Permaculturists can spend rather a lot of time trying to explain what permaculture is and I am no different. In many ways it is rather a difficult word, a concept that is alien to our post-industrial western society. What we can forget to do is to attribute its origins. It was not really ‘invented’ by two Australians, Bill Mollison and David Holmgren, in a bolt of enlightenment. I believe it evolved, and was coded from, protracted study of perennial systems in agroforestry, tree cropping, Yeoman’s keylining and specifically Bill’s interaction with, and observation of, Aboriginal and other indigenous peoples and their practices wherever he travelled. These ways of observing and working with nature are the legacy and heritage of indigenous peoples all over the globe. They do not call it permaculture. They have often not heard the word, yet they understand nature’s patterns and use them to create polycultural, perennially based, energy efficient homes, gardens, farms, communities… These are found all over the world where remnants of those cultures have been allowed to survive.

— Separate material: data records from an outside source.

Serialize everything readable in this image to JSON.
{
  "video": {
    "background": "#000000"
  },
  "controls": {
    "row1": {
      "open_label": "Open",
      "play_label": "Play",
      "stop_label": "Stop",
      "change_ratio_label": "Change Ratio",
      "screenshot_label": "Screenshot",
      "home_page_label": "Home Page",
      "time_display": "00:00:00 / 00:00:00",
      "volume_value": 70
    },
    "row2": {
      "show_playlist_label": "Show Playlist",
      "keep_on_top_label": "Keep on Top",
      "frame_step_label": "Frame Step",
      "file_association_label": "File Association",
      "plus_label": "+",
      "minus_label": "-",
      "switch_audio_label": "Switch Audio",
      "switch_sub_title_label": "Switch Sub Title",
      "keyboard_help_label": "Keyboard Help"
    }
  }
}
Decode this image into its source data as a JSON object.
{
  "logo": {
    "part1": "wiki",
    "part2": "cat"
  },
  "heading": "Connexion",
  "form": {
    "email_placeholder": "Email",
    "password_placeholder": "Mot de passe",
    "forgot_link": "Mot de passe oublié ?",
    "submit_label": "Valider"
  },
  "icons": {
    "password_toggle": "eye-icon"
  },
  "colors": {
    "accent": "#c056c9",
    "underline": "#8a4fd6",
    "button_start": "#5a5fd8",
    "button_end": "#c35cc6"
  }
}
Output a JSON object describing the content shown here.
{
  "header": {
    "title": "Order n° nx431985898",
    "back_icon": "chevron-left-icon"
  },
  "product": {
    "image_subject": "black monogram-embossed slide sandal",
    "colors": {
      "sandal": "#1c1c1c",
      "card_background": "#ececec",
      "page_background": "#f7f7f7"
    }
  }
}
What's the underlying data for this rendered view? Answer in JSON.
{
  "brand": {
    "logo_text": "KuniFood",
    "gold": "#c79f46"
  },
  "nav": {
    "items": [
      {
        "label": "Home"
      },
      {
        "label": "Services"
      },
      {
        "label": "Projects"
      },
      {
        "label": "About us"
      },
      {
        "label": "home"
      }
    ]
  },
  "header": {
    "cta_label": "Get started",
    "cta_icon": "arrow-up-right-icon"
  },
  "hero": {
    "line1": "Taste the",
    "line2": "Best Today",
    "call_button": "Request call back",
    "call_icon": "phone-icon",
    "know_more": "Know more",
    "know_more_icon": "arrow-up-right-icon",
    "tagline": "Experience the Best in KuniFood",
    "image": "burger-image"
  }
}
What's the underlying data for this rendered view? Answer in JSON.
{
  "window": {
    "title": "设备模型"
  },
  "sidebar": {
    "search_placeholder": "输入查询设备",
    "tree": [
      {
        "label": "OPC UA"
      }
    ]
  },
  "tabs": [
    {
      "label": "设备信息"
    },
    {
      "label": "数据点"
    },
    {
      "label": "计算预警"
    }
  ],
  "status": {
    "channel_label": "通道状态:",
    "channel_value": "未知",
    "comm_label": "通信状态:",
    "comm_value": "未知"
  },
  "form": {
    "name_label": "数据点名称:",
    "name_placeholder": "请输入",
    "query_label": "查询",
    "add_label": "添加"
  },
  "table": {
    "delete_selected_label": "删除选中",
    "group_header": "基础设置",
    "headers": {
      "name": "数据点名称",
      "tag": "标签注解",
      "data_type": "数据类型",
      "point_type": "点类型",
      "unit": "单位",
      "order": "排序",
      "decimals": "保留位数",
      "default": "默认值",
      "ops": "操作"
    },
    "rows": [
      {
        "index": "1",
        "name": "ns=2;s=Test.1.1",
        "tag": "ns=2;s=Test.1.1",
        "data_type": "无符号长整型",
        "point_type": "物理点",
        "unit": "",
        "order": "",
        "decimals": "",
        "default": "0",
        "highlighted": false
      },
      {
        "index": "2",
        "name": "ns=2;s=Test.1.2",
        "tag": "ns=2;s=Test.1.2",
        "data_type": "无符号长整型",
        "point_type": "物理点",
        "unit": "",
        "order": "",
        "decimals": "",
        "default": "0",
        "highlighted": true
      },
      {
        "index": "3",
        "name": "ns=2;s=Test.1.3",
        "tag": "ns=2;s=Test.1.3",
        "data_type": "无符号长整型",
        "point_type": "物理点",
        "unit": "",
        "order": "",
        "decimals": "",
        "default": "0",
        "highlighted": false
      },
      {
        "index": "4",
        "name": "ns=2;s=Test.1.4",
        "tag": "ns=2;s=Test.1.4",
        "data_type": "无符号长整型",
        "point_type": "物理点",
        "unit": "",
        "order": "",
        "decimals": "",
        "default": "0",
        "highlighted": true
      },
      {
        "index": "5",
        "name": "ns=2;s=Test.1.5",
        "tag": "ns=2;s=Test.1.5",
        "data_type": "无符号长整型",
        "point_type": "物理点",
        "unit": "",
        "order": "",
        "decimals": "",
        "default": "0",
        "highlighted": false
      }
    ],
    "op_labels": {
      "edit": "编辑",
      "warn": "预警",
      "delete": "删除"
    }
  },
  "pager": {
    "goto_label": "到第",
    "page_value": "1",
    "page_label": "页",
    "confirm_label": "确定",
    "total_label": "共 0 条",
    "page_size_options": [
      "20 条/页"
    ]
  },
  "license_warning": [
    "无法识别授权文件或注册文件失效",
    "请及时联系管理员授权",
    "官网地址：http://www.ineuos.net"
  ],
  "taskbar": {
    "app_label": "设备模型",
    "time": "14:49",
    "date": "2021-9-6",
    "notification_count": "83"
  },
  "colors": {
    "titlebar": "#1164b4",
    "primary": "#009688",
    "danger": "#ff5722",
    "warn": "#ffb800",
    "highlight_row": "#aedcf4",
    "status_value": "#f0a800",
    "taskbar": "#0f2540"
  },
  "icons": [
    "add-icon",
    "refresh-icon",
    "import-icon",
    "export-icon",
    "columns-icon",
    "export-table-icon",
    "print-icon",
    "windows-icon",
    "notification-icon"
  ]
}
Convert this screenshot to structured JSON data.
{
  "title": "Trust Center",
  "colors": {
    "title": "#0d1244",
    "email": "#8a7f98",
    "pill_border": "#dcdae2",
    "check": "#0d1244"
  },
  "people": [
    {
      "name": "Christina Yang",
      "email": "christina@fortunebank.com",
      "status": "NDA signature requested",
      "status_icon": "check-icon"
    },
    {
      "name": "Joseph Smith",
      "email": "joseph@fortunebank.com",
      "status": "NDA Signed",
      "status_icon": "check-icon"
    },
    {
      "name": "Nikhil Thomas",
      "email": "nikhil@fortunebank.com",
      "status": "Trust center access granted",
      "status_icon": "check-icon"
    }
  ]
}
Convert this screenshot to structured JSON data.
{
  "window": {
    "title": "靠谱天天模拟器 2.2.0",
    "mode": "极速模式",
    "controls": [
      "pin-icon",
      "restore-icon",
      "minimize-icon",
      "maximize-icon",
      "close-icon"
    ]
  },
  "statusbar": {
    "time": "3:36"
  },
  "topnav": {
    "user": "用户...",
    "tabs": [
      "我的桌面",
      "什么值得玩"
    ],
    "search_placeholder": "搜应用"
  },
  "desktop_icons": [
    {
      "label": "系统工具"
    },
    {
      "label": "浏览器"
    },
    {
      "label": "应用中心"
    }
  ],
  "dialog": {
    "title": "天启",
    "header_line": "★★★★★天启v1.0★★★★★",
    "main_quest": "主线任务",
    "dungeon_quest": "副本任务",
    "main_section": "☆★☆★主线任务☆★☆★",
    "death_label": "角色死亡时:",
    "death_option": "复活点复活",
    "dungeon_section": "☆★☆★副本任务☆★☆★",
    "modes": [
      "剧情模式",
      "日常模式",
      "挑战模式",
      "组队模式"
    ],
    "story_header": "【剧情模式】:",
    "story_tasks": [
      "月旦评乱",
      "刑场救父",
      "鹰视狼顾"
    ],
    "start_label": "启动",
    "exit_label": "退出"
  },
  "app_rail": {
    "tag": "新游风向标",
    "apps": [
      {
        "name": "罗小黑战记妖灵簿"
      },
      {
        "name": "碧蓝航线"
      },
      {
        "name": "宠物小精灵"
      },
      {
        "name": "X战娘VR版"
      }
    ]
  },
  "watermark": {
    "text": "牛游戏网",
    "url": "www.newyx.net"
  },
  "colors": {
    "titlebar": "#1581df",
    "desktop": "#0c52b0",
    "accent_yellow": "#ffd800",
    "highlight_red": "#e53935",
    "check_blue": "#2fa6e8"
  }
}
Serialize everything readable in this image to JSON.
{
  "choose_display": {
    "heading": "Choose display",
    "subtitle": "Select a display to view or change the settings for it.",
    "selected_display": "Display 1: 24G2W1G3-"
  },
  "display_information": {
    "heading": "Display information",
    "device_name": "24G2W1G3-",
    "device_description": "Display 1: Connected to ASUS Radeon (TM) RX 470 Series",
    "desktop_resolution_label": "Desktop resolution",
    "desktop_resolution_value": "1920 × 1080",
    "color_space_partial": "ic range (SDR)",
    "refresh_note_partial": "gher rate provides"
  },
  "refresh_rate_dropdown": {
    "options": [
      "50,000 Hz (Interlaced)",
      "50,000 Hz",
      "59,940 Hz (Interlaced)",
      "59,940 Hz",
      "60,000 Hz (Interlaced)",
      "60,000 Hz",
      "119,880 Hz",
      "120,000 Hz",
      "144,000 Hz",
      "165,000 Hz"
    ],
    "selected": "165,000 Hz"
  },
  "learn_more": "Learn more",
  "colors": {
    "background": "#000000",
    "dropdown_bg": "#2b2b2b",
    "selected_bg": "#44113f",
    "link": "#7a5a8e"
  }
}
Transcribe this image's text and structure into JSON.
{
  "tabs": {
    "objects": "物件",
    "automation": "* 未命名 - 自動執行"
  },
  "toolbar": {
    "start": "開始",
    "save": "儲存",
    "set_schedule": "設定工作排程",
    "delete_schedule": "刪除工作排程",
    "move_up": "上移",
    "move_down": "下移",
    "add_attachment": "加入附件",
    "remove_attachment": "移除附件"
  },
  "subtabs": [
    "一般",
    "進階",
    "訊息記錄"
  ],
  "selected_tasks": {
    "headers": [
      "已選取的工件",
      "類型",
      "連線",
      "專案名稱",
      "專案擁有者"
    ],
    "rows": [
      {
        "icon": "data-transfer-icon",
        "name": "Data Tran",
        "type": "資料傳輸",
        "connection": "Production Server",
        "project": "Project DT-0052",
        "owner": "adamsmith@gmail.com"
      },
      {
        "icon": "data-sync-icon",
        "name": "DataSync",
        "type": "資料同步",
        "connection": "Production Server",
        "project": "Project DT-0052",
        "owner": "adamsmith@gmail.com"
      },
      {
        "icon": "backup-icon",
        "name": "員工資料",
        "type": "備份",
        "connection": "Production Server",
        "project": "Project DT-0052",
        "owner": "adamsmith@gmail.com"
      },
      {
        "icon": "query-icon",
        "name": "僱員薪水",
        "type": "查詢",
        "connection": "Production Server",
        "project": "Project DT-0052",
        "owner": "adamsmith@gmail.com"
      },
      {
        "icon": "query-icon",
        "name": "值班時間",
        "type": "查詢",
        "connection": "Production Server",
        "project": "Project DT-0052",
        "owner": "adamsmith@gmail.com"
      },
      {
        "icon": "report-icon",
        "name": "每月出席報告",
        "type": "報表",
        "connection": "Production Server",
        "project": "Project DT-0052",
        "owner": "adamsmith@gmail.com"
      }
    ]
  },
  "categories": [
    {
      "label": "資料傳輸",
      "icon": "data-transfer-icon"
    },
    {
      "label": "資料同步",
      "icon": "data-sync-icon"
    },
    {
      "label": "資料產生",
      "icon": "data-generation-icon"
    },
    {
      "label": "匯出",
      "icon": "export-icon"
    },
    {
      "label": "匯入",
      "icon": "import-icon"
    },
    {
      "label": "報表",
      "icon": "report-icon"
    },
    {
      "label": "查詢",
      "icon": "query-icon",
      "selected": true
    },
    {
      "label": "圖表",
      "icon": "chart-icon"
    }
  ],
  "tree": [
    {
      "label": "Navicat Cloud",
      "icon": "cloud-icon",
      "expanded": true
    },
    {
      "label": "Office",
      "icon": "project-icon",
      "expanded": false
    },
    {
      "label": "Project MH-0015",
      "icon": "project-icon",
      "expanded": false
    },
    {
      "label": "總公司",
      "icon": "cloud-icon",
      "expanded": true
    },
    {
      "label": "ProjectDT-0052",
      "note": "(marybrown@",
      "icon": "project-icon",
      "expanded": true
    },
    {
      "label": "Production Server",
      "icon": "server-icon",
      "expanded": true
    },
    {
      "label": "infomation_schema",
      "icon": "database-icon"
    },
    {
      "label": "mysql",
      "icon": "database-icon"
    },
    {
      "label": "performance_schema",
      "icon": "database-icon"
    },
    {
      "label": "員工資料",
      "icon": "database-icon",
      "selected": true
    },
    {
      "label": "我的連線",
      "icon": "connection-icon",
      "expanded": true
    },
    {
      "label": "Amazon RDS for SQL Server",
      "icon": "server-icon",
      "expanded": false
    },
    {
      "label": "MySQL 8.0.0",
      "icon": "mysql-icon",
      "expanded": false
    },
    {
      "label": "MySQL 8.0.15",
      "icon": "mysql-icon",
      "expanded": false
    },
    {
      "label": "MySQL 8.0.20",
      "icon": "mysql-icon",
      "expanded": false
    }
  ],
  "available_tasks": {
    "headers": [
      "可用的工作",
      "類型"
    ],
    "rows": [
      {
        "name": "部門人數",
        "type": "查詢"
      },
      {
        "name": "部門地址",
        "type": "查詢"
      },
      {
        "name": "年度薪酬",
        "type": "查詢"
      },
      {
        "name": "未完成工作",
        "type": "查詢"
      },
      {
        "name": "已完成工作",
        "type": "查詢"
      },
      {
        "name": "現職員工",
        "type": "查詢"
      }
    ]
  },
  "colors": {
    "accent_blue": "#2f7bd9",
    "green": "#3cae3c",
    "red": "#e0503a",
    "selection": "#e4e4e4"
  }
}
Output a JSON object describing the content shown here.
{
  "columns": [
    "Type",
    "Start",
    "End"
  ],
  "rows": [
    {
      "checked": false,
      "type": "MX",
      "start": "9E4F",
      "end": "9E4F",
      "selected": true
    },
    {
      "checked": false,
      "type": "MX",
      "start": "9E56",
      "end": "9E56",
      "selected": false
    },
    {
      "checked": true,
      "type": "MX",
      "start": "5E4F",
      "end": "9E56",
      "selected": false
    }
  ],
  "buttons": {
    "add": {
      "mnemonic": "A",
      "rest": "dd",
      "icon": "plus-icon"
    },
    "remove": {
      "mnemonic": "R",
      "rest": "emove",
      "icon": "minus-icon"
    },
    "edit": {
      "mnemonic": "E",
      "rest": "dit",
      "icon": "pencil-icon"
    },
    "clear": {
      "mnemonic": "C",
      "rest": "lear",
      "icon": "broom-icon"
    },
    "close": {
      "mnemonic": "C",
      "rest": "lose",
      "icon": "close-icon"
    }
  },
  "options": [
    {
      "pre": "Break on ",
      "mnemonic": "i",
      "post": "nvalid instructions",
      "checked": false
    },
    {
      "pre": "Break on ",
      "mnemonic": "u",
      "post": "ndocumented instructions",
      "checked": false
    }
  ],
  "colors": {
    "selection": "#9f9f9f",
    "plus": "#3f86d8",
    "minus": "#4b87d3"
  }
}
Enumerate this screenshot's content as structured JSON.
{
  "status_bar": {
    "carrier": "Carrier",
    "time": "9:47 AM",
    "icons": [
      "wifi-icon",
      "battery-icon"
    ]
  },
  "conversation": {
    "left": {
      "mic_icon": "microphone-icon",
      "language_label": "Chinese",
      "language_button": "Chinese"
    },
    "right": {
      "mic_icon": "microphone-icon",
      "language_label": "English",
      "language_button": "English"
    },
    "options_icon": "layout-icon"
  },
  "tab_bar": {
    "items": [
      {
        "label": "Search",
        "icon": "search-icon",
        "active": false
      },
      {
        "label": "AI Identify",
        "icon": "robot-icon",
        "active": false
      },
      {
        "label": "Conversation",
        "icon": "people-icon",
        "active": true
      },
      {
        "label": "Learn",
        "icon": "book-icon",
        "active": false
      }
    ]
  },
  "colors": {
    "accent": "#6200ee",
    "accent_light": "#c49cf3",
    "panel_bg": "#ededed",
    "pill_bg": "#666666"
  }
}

They deserve acknowledgement and respect.
Read the whole article from Permaculture Magazine here.